Controlled chaos: a conversation with Carter Hodgkin

Even if you don’t know the symbolism behind Carter Hodgkin’s watercolor paintings, you can sense its controlled chaos. Thousands of colored dots appear to spray out from a concentrated area of dots—a core, if you will—in curved and straight lines, creating the sense of a never-ending surge of… something. When I first saw her work, it reminded me of a star exploding, little pieces of it jettisoning through space. As it turns out, that wasn’t far off from Carter’s inspiration.

Carter’s paintings are a visualization of the movement particles make when they explode—in other words, energy. She uses a computer program called Processing to design the layout of the image, then prints a faded version of the design and paints over that. She works mostly in watercolor, but started translating her work into animation in 2009.

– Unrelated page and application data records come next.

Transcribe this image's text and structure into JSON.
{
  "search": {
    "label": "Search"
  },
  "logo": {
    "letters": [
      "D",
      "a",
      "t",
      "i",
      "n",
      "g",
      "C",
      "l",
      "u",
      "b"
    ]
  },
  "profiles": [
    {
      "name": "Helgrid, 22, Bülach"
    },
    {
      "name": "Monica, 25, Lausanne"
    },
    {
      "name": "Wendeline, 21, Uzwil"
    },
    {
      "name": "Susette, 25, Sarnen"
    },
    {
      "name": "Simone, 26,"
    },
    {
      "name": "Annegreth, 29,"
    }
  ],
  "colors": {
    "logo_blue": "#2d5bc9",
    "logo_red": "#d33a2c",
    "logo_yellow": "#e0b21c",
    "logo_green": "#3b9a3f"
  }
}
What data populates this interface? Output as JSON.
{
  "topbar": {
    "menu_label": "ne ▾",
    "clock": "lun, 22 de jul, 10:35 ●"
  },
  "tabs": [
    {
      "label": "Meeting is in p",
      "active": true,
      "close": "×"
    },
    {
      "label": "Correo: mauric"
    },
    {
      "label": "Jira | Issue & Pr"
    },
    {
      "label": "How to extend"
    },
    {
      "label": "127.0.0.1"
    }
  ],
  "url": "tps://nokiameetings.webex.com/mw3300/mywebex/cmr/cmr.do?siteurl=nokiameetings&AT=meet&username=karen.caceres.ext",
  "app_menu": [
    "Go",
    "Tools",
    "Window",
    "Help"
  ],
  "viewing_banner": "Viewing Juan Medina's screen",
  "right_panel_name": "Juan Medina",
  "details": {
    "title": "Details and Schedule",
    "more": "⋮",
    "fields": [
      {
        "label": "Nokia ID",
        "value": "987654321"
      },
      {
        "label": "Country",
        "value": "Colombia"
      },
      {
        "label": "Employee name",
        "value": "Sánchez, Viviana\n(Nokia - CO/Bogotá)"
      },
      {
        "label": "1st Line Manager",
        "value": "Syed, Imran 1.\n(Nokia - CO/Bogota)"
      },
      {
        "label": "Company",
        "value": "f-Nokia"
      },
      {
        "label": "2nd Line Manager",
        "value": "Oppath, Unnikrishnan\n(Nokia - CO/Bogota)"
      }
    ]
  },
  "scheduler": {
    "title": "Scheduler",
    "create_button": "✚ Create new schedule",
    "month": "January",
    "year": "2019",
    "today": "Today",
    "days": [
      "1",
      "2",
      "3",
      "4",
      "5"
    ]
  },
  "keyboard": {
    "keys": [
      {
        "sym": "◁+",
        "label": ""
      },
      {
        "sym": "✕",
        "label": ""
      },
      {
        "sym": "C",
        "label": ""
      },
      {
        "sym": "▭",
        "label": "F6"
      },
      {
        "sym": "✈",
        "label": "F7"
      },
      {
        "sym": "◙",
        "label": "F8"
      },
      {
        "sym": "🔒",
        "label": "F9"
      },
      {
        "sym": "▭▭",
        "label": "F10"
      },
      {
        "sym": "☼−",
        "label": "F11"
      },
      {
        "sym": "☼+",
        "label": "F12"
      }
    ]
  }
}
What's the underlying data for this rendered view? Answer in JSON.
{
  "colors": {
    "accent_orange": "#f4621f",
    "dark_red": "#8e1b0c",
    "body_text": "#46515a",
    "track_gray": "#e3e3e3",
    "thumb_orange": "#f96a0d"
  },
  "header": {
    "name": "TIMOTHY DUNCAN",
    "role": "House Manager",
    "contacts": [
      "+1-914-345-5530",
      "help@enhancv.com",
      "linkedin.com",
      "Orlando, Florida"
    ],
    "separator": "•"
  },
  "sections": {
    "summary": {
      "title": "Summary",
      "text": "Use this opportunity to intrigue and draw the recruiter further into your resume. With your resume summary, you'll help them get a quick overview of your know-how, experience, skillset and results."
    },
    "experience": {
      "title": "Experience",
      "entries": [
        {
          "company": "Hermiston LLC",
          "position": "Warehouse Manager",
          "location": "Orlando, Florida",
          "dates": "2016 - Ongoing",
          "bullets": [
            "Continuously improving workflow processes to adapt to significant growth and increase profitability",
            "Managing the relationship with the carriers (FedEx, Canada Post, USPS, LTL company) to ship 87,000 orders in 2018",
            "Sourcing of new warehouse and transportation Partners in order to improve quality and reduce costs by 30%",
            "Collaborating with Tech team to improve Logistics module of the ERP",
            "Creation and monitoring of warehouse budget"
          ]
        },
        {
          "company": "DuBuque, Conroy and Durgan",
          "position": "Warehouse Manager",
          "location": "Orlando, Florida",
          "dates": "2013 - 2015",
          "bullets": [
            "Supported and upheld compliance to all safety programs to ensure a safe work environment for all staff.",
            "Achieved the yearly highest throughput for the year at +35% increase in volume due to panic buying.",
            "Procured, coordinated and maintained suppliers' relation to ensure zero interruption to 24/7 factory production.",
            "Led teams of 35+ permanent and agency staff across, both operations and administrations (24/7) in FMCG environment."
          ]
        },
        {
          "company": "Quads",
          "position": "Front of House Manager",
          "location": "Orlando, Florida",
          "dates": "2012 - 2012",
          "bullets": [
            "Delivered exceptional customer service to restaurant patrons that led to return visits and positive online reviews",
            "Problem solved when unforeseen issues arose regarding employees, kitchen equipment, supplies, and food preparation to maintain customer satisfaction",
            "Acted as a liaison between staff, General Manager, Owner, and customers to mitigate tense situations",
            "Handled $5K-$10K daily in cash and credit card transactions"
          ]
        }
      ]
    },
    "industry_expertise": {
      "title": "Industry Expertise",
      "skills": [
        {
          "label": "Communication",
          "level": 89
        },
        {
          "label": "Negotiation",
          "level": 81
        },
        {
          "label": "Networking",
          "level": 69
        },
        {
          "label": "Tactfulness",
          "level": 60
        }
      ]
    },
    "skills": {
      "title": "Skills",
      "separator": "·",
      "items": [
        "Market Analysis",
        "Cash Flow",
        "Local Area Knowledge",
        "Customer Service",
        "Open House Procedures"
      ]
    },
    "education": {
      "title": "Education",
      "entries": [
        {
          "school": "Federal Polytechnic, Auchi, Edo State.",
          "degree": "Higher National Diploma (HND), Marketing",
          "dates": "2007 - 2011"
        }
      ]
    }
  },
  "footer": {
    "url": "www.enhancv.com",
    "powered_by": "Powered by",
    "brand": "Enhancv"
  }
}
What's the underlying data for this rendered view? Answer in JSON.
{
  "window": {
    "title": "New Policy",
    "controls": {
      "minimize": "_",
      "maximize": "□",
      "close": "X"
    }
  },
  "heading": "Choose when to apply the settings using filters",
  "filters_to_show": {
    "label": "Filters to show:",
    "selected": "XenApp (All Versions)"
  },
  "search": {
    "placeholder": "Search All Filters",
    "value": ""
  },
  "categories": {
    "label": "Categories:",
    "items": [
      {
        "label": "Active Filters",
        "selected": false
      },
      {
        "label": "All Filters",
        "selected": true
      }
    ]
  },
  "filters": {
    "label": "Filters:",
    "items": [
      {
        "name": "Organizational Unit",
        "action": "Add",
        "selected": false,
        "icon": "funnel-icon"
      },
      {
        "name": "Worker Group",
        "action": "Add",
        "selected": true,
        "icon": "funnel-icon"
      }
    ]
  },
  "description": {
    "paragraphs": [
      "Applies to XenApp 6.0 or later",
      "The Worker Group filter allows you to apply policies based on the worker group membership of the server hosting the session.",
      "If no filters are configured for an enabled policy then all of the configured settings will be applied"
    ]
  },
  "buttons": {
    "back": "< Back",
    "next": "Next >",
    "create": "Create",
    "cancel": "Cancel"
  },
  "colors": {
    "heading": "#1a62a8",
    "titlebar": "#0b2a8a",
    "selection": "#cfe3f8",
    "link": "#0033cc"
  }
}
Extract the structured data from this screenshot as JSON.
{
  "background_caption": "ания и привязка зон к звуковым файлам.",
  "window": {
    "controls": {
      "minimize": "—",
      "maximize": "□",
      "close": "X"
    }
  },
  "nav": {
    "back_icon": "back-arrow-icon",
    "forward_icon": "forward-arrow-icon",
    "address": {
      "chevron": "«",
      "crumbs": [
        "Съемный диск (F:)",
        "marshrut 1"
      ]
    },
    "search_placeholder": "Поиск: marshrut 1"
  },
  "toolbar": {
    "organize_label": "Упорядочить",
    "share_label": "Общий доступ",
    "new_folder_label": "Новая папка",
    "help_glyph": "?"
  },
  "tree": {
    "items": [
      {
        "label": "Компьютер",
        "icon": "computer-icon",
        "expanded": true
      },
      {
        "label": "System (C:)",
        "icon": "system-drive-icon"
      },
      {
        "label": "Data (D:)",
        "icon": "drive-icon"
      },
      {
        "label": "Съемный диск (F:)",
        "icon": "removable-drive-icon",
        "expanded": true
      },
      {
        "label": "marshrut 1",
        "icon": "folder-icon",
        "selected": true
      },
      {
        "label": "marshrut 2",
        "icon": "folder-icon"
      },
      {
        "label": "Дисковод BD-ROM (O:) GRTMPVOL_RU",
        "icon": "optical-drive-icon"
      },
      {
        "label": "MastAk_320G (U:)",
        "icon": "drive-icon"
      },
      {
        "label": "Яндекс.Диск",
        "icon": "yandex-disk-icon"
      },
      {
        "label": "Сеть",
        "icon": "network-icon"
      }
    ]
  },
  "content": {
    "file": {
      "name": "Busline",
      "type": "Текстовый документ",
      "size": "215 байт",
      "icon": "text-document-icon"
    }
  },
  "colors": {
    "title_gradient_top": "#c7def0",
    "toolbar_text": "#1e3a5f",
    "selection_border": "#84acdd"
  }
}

In the past eight years, she also designed two large-scale mosaic murals, using thousands of tiny colored glass tiles to build the images. The art of mosaic dates back to the third millennium BC, long before the computer programs that Carter uses to design and build hers existed. But this intersection between the ancient and the future is part of what fascinates Carter, who studied anthropology in college in addition to painting and printmaking.